The Last Two

by Connor Zimmerman on February 14, 2020


by Jay Willett ’20

“Cheers,” she raised her wine glass, “to being single on this lovely Valentine’s Day!” We clinked and took our first sips of the red wine I bought for seven bucks at Shaw’s. She wrinkled her nose and gasped.

“That’s bitter!”

“Wine can’t be bitter.” I grinned.

“Well, it is!”

I nodded my head as I drank, catching her doubtful glance that I was enjoying the beverage. It’s true I was bluffing, and after a couple more, I couldn’t stop myself.

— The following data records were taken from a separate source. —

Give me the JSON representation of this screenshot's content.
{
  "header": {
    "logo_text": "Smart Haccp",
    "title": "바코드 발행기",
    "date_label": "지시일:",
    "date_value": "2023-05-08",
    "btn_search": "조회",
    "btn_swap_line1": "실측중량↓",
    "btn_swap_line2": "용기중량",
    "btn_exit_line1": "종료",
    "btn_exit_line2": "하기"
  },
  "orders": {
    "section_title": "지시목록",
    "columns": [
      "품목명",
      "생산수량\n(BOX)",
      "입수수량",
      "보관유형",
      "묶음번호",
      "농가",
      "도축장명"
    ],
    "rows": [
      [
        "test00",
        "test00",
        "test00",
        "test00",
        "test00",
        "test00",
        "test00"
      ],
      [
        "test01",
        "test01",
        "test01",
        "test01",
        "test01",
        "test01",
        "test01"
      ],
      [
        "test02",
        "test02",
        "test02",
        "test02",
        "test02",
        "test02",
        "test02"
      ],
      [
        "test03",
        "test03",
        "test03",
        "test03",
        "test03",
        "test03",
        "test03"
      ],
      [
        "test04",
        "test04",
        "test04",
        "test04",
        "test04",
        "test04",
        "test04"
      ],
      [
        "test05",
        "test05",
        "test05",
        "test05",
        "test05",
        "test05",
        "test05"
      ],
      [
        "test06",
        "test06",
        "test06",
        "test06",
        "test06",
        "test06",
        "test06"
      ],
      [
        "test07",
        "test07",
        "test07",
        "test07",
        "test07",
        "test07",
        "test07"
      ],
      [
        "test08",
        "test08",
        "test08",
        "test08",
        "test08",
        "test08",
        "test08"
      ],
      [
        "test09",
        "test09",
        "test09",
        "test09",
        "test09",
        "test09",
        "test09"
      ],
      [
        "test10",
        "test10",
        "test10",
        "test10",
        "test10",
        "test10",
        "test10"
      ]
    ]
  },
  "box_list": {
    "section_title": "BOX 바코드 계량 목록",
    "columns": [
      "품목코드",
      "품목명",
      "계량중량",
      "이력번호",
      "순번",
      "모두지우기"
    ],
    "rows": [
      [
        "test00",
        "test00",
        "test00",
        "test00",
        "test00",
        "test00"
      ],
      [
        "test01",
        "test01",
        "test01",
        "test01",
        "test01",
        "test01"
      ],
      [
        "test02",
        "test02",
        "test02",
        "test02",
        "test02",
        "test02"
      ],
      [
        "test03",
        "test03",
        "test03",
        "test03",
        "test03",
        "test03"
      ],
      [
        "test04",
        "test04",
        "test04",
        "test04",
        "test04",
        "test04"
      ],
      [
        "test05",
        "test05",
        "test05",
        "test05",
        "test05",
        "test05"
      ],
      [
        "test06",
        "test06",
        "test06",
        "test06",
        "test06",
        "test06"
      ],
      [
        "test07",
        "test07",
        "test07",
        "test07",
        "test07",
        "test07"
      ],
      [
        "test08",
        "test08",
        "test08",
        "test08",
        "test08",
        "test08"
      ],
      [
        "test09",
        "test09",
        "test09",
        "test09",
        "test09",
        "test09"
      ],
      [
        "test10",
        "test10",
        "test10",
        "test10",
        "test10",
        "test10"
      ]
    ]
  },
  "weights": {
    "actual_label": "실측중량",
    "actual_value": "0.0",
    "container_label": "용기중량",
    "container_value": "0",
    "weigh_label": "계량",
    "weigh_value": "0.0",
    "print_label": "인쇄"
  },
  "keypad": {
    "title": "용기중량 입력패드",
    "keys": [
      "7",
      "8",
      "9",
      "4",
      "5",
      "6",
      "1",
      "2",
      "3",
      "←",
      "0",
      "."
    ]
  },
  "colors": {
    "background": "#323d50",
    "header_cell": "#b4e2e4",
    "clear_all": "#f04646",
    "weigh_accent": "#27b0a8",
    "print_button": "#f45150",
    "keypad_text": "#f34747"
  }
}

“ACK!” I coughed into my sleeve. She folded her arms in self-proclaimed victory. Laughter echoed from upstairs. Noise of the city filtered through cracks in the drywall. It was muzzled but audible to hear the couples dancing and kissing in the streets. She tugged at the front strands of her hair. I stamped the  heel of my foot on the felt carpet. There was no avoiding it; the aroma of love had breached our walls of singularity. Our safe space for honest discussion and unrelenting cynicism had been invaded by the enamored. They took the stage while we fell silent.

a glass of red wine
Photo courtesy of

“It’s not fair, you know,” she whispered.


“I don’t know.” She fiddled with her necklace. “Like, that we are here, and people expect us to be sad and lonely tonight.”

“Hm,” was all I could respond with.

“…But I’m not­—I’m here, drinking with you. And I’m happy!”


“I am—I’m—” Tears rolled down her flushed cheeks. I raised my glass.

“Hey­—cheers.” We clinked for a second time. She laughed as I spat out my wine.